● Dataset entries:
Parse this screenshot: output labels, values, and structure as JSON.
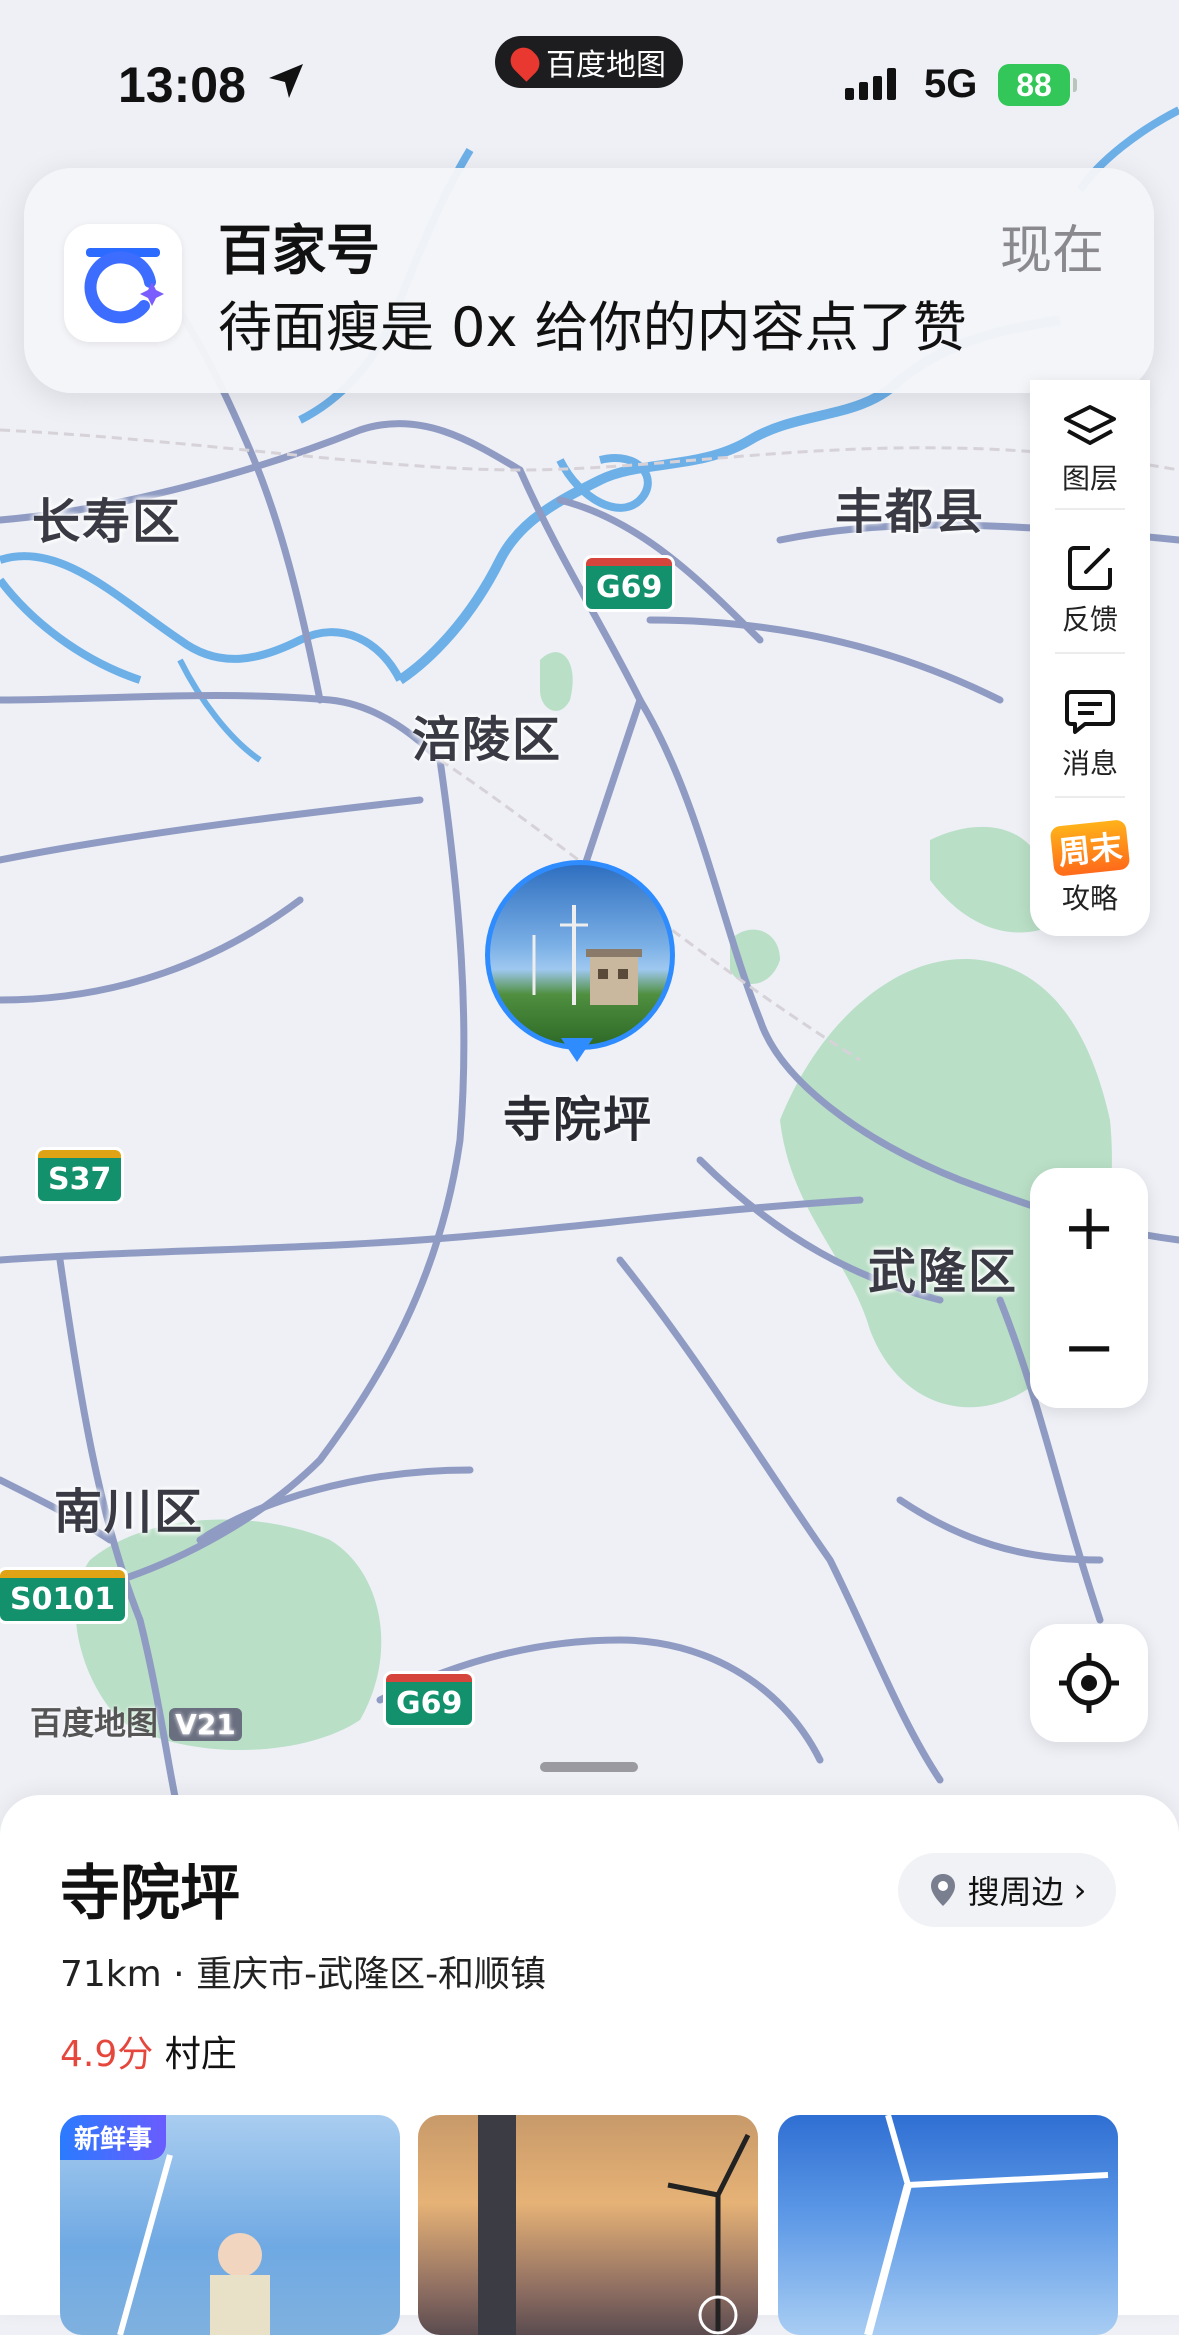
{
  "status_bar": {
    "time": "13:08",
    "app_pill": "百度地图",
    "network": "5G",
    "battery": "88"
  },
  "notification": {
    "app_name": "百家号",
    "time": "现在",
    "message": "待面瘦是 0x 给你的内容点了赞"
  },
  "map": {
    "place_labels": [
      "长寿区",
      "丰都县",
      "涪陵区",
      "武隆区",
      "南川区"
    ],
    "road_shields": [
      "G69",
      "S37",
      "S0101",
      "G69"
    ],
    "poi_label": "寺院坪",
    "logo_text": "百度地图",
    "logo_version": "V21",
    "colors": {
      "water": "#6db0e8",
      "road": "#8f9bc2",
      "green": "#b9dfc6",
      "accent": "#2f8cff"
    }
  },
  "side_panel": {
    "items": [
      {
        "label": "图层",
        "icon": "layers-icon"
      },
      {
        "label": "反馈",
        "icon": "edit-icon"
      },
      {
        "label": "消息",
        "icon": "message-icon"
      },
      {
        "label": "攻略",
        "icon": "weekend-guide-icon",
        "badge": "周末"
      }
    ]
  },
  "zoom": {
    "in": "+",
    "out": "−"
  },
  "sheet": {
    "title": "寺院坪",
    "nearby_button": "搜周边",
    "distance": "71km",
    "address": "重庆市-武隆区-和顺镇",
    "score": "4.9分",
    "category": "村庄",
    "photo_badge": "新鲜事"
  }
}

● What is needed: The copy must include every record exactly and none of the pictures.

● Your response:
Parse this screenshot: output labels, values, and structure as JSON.
{
  "status_bar": {
    "time": "13:08",
    "app_pill": "百度地图",
    "network": "5G",
    "battery": "88"
  },
  "notification": {
    "app_name": "百家号",
    "time": "现在",
    "message": "待面瘦是 0x 给你的内容点了赞"
  },
  "map": {
    "place_labels": [
      "长寿区",
      "丰都县",
      "涪陵区",
      "武隆区",
      "南川区"
    ],
    "road_shields": [
      "G69",
      "S37",
      "S0101",
      "G69"
    ],
    "poi_label": "寺院坪",
    "logo_text": "百度地图",
    "logo_version": "V21",
    "colors": {
      "water": "#6db0e8",
      "road": "#8f9bc2",
      "green": "#b9dfc6",
      "accent": "#2f8cff"
    }
  },
  "side_panel": {
    "items": [
      {
        "label": "图层",
        "icon": "layers-icon"
      },
      {
        "label": "反馈",
        "icon": "edit-icon"
      },
      {
        "label": "消息",
        "icon": "message-icon"
      },
      {
        "label": "攻略",
        "icon": "weekend-guide-icon",
        "badge": "周末"
      }
    ]
  },
  "zoom": {
    "in": "+",
    "out": "−"
  },
  "sheet": {
    "title": "寺院坪",
    "nearby_button": "搜周边",
    "distance": "71km",
    "address": "重庆市-武隆区-和顺镇",
    "score": "4.9分",
    "category": "村庄",
    "photo_badge": "新鲜事"
  }
}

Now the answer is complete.